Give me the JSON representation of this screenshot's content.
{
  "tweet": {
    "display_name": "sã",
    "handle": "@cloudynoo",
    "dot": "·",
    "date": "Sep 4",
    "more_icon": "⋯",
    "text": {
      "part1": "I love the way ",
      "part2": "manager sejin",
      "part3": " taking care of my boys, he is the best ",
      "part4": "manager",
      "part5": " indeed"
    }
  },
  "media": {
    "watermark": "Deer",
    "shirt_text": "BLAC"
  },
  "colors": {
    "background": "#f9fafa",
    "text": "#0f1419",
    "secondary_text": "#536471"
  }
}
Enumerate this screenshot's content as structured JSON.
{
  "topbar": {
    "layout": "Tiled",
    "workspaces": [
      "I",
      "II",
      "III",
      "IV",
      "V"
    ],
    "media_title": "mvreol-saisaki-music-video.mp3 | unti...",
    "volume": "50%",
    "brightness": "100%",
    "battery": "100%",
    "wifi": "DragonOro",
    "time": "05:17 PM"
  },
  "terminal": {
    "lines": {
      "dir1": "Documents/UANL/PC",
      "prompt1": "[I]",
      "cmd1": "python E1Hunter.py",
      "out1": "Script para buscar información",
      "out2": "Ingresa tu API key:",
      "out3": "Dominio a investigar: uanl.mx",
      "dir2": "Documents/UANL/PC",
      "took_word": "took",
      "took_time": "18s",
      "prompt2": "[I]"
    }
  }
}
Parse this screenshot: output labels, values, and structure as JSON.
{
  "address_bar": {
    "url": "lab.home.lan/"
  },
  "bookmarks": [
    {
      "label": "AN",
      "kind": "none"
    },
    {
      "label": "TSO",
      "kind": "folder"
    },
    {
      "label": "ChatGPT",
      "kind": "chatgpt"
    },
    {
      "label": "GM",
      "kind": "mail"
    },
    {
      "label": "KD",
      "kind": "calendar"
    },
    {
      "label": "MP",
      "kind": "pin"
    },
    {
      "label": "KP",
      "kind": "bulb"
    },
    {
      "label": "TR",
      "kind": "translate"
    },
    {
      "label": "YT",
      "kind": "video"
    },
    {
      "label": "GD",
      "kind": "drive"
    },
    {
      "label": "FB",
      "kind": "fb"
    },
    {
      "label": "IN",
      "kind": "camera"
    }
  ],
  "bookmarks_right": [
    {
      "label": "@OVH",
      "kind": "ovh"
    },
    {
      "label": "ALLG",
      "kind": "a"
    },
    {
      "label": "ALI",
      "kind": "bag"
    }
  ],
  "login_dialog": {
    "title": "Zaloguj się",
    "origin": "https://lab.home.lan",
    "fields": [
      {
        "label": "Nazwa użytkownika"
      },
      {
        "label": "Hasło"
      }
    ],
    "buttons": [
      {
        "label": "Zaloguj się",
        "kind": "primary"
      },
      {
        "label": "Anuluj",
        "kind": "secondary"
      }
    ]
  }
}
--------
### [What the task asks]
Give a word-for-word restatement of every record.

### [Final answer]
Give me the JSON representation of this screenshot's content.
{
  "tweet": {
    "display_name": "sã",
    "handle": "@cloudynoo",
    "dot": "·",
    "date": "Sep 4",
    "more_icon": "⋯",
    "text": {
      "part1": "I love the way ",
      "part2": "manager sejin",
      "part3": " taking care of my boys, he is the best ",
      "part4": "manager",
      "part5": " indeed"
    }
  },
  "media": {
    "watermark": "Deer",
    "shirt_text": "BLAC"
  },
  "colors": {
    "background": "#f9fafa",
    "text": "#0f1419",
    "secondary_text": "#536471"
  }
}
Enumerate this screenshot's content as structured JSON.
{
  "topbar": {
    "layout": "Tiled",
    "workspaces": [
      "I",
      "II",
      "III",
      "IV",
      "V"
    ],
    "media_title": "mvreol-saisaki-music-video.mp3 | unti...",
    "volume": "50%",
    "brightness": "100%",
    "battery": "100%",
    "wifi": "DragonOro",
    "time": "05:17 PM"
  },
  "terminal": {
    "lines": {
      "dir1": "Documents/UANL/PC",
      "prompt1": "[I]",
      "cmd1": "python E1Hunter.py",
      "out1": "Script para buscar información",
      "out2": "Ingresa tu API key:",
      "out3": "Dominio a investigar: uanl.mx",
      "dir2": "Documents/UANL/PC",
      "took_word": "took",
      "took_time": "18s",
      "prompt2": "[I]"
    }
  }
}
Parse this screenshot: output labels, values, and structure as JSON.
{
  "address_bar": {
    "url": "lab.home.lan/"
  },
  "bookmarks": [
    {
      "label": "AN",
      "kind": "none"
    },
    {
      "label": "TSO",
      "kind": "folder"
    },
    {
      "label": "ChatGPT",
      "kind": "chatgpt"
    },
    {
      "label": "GM",
      "kind": "mail"
    },
    {
      "label": "KD",
      "kind": "calendar"
    },
    {
      "label": "MP",
      "kind": "pin"
    },
    {
      "label": "KP",
      "kind": "bulb"
    },
    {
      "label": "TR",
      "kind": "translate"
    },
    {
      "label": "YT",
      "kind": "video"
    },
    {
      "label": "GD",
      "kind": "drive"
    },
    {
      "label": "FB",
      "kind": "fb"
    },
    {
      "label": "IN",
      "kind": "camera"
    }
  ],
  "bookmarks_right": [
    {
      "label": "@OVH",
      "kind": "ovh"
    },
    {
      "label": "ALLG",
      "kind": "a"
    },
    {
      "label": "ALI",
      "kind": "bag"
    }
  ],
  "login_dialog": {
    "title": "Zaloguj się",
    "origin": "https://lab.home.lan",
    "fields": [
      {
        "label": "Nazwa użytkownika"
      },
      {
        "label": "Hasło"
      }
    ],
    "buttons": [
      {
        "label": "Zaloguj się",
        "kind": "primary"
      },
      {
        "label": "Anuluj",
        "kind": "secondary"
      }
    ]
  }
}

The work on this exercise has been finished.